Exercise directions: When the word "minutes" shows up in a line of the records below, copy that line.

____

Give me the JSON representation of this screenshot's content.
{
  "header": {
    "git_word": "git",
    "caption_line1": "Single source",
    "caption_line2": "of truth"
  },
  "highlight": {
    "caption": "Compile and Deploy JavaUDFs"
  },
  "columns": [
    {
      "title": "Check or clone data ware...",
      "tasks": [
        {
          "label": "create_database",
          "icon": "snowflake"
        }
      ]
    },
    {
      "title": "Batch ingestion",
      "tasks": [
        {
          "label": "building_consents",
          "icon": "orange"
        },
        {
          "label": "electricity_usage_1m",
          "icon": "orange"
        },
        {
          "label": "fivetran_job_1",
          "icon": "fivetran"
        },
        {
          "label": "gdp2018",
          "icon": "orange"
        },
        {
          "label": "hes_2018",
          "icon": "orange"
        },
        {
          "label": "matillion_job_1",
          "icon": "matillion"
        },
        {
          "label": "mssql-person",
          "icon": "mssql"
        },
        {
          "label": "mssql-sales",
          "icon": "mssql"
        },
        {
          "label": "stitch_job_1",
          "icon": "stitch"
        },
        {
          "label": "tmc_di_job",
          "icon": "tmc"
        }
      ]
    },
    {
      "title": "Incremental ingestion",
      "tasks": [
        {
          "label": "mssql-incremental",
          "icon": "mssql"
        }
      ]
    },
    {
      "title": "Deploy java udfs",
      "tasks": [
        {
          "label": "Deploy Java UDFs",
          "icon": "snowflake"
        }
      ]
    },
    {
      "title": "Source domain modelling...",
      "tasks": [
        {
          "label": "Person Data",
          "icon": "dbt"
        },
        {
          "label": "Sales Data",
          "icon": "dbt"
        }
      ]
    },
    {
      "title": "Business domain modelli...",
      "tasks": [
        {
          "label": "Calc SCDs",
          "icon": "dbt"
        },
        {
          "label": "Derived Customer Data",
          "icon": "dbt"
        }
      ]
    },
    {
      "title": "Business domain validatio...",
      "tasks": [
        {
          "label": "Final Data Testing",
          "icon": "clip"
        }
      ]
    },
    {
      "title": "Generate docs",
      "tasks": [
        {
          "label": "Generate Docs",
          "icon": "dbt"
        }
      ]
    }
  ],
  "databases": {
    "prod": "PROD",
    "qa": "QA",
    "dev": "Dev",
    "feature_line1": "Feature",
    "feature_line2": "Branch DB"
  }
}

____

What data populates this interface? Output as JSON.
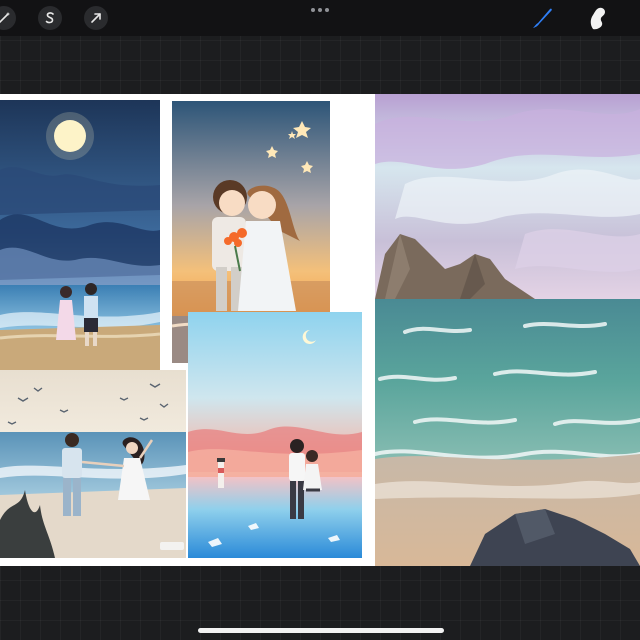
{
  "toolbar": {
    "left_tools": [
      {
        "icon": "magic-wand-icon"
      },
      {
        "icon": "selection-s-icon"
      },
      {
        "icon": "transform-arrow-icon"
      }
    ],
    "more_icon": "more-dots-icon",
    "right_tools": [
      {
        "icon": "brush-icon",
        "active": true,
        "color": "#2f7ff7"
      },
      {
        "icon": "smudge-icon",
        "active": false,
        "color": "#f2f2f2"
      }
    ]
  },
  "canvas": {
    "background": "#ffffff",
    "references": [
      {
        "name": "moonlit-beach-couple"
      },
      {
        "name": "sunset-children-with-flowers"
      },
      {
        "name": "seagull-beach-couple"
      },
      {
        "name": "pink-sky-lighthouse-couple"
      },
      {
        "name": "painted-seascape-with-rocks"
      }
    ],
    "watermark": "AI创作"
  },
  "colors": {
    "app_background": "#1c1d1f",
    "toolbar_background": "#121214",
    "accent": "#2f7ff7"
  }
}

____

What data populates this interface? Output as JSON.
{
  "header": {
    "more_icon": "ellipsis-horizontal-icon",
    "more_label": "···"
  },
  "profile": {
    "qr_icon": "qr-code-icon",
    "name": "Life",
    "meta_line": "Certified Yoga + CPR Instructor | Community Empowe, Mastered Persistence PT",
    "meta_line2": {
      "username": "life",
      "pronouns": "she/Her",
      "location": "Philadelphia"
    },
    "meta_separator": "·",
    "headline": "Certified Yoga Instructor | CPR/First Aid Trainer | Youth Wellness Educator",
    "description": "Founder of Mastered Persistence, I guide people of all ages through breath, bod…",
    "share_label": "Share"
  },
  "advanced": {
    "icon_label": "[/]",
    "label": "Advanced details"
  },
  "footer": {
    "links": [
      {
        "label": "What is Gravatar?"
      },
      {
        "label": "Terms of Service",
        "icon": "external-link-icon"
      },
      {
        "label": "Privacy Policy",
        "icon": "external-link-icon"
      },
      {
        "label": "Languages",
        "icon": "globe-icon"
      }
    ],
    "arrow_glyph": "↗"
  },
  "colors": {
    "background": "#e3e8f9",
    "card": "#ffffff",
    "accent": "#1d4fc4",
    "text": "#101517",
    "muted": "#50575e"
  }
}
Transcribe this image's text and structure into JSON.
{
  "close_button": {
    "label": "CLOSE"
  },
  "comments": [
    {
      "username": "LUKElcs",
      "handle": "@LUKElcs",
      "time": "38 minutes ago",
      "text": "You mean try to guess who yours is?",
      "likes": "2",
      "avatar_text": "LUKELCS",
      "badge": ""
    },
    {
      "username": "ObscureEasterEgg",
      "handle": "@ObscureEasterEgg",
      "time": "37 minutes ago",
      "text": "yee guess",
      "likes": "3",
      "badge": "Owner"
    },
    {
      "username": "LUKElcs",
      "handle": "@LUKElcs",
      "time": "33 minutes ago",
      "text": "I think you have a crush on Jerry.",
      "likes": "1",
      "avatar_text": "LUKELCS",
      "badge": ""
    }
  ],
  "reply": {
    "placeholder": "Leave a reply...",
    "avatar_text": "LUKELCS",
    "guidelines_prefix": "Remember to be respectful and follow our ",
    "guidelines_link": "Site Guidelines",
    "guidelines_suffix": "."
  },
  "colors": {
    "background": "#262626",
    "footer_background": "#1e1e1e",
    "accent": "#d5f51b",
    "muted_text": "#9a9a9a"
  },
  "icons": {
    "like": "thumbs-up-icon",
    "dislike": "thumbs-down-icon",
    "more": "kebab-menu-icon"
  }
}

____

Answer to this exercise:
      "time": "38 minutes ago",
      "time": "37 minutes ago",
      "time": "33 minutes ago",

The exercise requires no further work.